Do you remember when they loudly pronounced “vinyl was dead”? Be it records, testing or development framework, whenever something new comes along, there follows an army of doom-merchants. Either for the kick, or for profit, pronouncing something is dead is a easy way to get peoples’ attention. After all, what is better than something that’s past being kicked into touch, by something new. Maybe working out first if something new is better, or in fact, an over-hyped pile of crap. If you have worked in tech for 10 years, you will know what I mean when I say I literally wince in pain, when I hear someone’s warbling on about the latest framework product, that just blows away the competition. Even if the product wouldn’t even exist, if it wasn’t for it’s OAP predecessor (i.e. the language it was coded in).
I am reminded of time a professional colleague told me that as part of his learning of php, he built a user-friendly content management system from scratch and website templates for a client. It took him less than a month, and of course, he knows it inside and out. I, on the other hand, chose the WordPress framework – and although implementation is quick, I still spend month of two configuring, adding plugins, refactoring plugins, etc.. Both are ways to get the job done effectively, but the smokescreen of frameworks is that they save time. They don’t. It’s two ways to do the same task. But the former provides you with something truly relevant, with no dead weight. Anyone who thinks otherwise is kidding themselves. I love WordPress, but fully aware that I also need to understand php even more than the products built on it.
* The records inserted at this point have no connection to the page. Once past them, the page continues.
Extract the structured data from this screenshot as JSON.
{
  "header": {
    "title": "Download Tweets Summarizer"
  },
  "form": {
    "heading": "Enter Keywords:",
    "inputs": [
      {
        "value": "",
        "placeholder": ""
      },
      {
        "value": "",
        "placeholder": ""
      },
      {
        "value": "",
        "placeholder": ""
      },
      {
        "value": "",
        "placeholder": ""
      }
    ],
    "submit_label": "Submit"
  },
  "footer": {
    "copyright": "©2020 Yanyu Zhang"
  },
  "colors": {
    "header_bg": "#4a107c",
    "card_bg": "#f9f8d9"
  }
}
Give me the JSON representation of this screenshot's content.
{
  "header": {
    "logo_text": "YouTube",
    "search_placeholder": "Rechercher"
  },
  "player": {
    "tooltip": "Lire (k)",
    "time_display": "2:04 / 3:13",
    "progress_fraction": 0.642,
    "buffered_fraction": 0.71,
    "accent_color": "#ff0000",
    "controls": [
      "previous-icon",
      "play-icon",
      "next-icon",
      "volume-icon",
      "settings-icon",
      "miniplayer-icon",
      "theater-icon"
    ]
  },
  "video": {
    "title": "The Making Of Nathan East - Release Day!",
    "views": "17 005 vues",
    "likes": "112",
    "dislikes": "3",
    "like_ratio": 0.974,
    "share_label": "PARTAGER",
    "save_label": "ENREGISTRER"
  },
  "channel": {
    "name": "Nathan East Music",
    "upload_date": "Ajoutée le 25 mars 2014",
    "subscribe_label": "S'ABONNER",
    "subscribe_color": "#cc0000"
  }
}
Having said that, having been through the first painful few projects, I can now quickly build a customised CMS and templates very quickly using WP. I guess the point here is when you sell up to a framework, it really only shows value if you use it on future projects, not just a one-off. One of the early mistakes I made was in the first flurry of excitement, I quickly bloated the code, as requirements necessitated plugins, some custom, some from the bewildering array of free and commercial plugins. And many don’t manage to stay the distance, and languish through under-development, ultimately becoming incompatible with subsequent WP versions.
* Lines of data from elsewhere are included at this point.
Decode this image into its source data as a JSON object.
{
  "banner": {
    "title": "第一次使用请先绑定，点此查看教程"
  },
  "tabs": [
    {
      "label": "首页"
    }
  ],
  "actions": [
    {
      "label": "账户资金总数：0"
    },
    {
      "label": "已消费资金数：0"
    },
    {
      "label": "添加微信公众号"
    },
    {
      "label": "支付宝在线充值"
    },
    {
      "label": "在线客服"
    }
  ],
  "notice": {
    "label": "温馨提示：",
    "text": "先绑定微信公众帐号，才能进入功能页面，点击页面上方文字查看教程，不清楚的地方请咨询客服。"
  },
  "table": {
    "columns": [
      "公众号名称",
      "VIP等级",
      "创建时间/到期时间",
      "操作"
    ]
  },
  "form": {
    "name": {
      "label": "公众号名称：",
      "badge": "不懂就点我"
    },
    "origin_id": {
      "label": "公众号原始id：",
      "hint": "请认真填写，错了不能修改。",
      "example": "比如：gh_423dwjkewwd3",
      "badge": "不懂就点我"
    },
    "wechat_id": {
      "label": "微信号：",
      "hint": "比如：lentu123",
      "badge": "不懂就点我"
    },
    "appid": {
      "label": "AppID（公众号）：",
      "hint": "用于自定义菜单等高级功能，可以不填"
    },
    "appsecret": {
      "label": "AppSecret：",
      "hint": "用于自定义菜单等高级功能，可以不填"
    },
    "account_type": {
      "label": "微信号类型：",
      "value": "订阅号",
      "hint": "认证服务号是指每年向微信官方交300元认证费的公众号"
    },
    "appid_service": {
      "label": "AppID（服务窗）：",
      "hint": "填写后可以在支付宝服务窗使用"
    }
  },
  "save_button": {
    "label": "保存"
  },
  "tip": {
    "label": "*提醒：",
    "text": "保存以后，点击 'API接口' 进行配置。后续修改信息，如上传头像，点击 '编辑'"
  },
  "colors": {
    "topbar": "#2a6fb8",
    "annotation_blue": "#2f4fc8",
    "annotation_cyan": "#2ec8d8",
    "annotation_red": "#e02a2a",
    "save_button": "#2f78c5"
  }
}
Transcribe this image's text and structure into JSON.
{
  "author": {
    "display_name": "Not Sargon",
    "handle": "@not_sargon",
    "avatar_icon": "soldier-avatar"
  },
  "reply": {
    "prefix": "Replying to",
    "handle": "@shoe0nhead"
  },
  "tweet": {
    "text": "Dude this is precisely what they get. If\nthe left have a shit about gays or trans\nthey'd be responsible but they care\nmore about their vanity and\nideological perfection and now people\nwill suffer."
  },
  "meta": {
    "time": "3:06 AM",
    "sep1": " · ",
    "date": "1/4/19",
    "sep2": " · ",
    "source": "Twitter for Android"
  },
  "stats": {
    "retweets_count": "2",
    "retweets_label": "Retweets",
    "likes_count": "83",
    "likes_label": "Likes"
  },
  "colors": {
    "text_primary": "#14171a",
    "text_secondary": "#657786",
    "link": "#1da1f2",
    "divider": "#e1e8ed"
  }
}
At application level, I am wondering if there is any real valid excuse for using a framework. They don’t save time and they certainly don’t seem to save money in long-term. And there will always be compromise, sometimes at cost of client requirements. Start-ups can have valid excuse to use frameworks to accelerate initial development forward, but if you are looking something robust and future-proof, maybe you are better off with a “primitive” approach … a programming language takes a lot longer to die, than a framework.